Coffee Brewing Temps

After reading Scott Rao’s book Everything but Espresso I was curious what the temperature looked like at various points in the coffee mound of my Chemex, so I wired it up with thermocouples to take a look.

brew temps setup

What I found was interesting. First of all, and not so surprising, the Chemex bleeds heat pretty readily.  Even though I preheat it and keep it on a towel rather than the stone counter-top after adding the last of the water, the entire apparatus still loses heat quickly.  For this reason, you should decant your Chemex immediately after brewing.  More on this in a minute.

Another thing I found is there is a difference in temperature stability at different levels or strata in the coffee mound; the lower regions of the mound seem to be more stable than the upper regions.  This could be due to 1) an insulation effect of all the coffee above the lowest strata protecting from heat loss and 2) conversely, the upper strata absorbing some of the initial heat from a fresh pour.

Graph: Brew cycle temps

In the graph above, T3 is a probe inserted into the brewed coffee and it looks like there’s a point where it becomes very difficult to raise the temperature of the brewed coffee.

Getting back to the fact that the Chemex doesn’t hold heat well; after I brewed the coffee for the test above, I continued to collect temperature data from the brewed coffee in the Chemex and also started collecting the temperature of the coffee in a coffee mug as I drank it slowly, as I normally would.  What I found is that the Chemex loses heat just as fast as the coffee mug.  For this reason, the post could have been titled “Your Chemex Is Not A Decanter.”  There are glass lids available for them and I wonder what affect a lid would have.

Graph: Chemex vs Coffee Mug
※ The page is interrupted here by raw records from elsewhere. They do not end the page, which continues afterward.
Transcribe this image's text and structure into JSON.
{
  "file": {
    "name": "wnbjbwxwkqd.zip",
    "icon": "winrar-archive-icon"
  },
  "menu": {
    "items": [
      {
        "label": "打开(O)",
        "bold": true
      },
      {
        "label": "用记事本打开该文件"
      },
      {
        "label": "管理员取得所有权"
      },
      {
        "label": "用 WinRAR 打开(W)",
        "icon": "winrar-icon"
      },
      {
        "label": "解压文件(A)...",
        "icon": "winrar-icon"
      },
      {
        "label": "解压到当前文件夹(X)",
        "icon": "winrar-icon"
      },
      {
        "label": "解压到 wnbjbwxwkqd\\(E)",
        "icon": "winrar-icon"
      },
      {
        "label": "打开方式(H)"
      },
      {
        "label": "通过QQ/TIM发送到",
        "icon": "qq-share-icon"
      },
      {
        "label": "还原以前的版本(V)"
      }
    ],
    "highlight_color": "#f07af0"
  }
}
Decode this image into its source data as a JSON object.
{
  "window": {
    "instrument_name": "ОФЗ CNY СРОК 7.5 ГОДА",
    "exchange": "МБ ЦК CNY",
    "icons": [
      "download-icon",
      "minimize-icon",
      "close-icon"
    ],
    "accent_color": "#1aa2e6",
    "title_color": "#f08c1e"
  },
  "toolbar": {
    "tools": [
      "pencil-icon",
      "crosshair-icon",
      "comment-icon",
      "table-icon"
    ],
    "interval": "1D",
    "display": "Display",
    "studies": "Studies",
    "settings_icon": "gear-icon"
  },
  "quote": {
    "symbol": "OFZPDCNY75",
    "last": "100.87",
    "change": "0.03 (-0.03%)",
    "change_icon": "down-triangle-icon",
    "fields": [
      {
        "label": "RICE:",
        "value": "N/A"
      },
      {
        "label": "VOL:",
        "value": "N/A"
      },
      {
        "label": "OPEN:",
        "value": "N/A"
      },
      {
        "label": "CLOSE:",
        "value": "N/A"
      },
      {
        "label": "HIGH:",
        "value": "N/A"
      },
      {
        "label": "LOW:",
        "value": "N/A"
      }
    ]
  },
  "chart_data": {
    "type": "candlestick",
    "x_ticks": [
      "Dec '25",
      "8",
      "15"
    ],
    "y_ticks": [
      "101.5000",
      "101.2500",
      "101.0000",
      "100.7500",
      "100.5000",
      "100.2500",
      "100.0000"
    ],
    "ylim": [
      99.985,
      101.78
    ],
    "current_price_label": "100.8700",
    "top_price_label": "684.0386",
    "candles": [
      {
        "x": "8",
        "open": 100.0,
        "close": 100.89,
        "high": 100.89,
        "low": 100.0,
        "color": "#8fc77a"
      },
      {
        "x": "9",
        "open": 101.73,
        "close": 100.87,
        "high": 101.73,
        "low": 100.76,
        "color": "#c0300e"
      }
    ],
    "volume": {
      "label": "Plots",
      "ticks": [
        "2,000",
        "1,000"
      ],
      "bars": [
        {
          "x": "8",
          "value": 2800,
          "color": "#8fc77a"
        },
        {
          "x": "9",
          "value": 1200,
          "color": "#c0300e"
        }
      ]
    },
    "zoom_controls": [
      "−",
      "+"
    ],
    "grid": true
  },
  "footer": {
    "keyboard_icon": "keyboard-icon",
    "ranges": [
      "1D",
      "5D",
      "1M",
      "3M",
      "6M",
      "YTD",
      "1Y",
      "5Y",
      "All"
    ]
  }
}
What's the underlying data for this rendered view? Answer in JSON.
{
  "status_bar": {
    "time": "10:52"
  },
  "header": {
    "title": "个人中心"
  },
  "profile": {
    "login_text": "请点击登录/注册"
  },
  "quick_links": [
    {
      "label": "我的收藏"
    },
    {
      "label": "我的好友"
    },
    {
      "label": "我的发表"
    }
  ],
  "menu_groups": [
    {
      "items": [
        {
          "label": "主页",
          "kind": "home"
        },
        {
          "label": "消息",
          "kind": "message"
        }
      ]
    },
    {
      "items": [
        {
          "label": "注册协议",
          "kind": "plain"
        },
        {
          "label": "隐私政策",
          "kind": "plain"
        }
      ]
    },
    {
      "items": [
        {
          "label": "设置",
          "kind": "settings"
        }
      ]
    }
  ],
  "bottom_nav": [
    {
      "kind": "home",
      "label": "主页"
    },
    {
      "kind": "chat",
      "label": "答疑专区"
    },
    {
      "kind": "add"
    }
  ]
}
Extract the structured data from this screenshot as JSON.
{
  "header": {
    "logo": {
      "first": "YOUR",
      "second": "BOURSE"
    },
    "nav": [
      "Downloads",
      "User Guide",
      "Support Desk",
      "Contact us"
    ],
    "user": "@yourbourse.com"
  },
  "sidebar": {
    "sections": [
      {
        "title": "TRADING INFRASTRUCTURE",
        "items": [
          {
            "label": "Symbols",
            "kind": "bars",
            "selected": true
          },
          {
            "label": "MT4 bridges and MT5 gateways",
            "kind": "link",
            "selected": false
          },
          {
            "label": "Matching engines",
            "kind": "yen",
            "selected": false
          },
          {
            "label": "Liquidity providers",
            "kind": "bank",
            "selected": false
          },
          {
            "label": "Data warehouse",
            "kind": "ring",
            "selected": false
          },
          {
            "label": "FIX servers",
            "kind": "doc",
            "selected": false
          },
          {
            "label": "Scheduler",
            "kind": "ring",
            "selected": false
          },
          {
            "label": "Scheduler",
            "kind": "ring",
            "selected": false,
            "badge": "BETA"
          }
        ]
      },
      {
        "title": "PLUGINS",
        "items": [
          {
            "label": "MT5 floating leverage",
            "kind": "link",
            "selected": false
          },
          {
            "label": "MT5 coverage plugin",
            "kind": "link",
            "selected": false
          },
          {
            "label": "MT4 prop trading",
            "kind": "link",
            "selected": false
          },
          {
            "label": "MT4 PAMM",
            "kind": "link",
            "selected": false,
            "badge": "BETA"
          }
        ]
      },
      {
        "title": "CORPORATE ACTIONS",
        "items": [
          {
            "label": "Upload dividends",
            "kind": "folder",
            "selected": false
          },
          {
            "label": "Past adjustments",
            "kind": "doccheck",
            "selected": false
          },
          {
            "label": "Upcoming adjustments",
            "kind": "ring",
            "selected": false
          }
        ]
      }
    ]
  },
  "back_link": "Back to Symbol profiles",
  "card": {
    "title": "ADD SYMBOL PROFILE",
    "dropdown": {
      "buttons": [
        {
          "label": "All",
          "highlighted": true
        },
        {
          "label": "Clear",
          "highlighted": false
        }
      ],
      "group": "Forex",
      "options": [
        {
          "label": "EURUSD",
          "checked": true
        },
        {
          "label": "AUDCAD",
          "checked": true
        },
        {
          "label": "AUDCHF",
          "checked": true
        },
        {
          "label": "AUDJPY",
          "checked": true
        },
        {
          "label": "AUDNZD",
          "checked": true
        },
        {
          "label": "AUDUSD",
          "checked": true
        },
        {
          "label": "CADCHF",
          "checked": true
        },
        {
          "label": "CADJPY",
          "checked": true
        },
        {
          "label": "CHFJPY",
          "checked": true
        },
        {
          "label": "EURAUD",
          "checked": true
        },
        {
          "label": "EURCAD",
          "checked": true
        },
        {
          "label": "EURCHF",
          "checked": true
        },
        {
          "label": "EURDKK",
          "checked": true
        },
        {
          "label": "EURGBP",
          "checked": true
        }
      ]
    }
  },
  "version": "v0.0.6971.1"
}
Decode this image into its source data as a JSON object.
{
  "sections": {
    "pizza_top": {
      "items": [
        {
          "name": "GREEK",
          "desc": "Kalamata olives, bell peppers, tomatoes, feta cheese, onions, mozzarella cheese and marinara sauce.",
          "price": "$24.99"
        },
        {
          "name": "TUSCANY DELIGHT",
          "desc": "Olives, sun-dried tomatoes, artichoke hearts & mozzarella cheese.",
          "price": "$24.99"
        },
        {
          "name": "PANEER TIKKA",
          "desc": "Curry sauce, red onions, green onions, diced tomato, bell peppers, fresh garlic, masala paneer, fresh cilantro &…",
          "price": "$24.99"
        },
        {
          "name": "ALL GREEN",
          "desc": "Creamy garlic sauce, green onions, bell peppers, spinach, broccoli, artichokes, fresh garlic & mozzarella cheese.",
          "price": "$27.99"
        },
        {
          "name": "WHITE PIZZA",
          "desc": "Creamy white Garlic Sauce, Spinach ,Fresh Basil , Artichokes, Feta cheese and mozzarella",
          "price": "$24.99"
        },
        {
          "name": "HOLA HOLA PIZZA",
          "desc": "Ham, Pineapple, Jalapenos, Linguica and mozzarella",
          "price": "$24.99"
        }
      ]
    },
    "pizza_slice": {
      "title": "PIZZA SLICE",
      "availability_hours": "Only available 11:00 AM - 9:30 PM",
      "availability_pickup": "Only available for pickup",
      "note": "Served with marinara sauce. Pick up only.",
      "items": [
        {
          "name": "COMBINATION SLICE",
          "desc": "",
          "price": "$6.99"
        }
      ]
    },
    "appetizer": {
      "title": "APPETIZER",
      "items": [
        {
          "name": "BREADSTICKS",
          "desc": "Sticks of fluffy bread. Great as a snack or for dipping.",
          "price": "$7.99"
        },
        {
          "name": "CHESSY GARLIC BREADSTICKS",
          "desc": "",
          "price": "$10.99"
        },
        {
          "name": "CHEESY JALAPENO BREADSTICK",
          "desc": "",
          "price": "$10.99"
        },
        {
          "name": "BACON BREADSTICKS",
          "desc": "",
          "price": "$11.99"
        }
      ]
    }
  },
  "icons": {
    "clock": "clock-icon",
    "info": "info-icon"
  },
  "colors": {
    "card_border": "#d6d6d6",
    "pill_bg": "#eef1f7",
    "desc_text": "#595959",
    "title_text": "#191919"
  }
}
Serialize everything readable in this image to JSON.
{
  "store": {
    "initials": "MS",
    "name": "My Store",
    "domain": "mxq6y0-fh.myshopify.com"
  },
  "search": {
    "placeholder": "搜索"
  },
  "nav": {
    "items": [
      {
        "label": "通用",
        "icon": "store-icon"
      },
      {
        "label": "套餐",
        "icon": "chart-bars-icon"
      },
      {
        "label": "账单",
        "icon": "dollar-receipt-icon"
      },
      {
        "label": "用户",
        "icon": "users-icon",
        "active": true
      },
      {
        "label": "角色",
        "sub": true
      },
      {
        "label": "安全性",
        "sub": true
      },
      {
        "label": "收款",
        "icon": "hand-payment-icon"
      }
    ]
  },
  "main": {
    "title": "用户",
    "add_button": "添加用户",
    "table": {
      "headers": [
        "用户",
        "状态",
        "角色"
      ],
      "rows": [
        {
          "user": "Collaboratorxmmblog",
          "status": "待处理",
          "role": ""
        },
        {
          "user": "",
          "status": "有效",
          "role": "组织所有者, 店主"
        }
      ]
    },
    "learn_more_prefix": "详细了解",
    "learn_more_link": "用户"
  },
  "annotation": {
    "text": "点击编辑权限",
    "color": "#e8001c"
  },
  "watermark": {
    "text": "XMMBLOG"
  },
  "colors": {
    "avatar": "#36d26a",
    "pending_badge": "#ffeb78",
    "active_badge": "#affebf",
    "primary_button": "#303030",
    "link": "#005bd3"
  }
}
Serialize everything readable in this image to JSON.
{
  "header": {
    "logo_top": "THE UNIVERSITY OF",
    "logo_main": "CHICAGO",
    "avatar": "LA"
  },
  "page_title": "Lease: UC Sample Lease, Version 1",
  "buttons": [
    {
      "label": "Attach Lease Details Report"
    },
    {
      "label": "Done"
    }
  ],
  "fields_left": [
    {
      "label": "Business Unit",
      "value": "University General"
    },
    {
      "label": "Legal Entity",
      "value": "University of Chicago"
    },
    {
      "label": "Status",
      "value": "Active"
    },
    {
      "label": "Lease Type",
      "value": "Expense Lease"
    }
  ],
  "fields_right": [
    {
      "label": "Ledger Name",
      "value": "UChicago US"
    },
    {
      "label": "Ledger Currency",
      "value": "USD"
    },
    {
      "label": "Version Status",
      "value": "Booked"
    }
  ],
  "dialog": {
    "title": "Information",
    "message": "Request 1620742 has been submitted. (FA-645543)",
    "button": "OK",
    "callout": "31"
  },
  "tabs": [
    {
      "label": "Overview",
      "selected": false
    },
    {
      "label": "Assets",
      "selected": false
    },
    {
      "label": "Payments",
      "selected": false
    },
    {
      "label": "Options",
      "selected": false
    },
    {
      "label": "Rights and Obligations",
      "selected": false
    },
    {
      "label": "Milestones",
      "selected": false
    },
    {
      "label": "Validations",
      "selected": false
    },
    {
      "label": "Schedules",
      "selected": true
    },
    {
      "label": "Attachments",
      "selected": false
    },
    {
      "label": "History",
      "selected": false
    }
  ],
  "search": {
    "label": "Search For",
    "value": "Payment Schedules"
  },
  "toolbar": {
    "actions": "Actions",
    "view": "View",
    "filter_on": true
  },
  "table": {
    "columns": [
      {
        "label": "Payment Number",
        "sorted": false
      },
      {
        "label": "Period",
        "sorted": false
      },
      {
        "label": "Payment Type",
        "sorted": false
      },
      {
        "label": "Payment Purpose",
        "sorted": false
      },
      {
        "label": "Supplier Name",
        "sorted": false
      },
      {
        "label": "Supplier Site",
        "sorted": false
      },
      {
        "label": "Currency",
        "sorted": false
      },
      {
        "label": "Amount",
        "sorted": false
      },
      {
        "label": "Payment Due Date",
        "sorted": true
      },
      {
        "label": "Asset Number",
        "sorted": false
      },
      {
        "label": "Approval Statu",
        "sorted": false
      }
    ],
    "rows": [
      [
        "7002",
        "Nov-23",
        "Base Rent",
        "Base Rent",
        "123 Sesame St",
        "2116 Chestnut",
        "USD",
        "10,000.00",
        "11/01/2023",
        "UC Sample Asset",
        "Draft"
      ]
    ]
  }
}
What does all this mean?  Well we know to decant the Chemex to an insulated decanter immediately after brewing for sure.  We also know that we should keep the fresh water as close to the top of the recommended temperature range as possible; around 210° F.  That will help maintain higher average temps throughout the coffee mound.  We also know that preheating everything — mugs and Chemex — helps maintain higher temps as well, though I didn’t illustrate that here (next time maybe I’ll do a test first without preheating and then one with preheating).

In summary:

  • Brew with water just below the boiling point, or about 210°F
  • If you can, keep your kettle on the fire between pours
  • Decant the entire Chemex after it’s brewed to maintain a good temperature longer
  • Preheat your Chemex and your mugs
  • temp probe cup
  • cup and meter
  • filter and probes
  • chemex and meter
  • chemex and meter
  • probe in slurry

Michael C. Wright

Michael is a licensed Q Grader, licensed Q Processor Pro, an Authorized SCA Trainer (AST), and most recently, a graduate with a degree in horticulture and a concentration in horticultural business management. He has over ten years experience in the coffee industry operating on both the supply and demand sides of the value chain.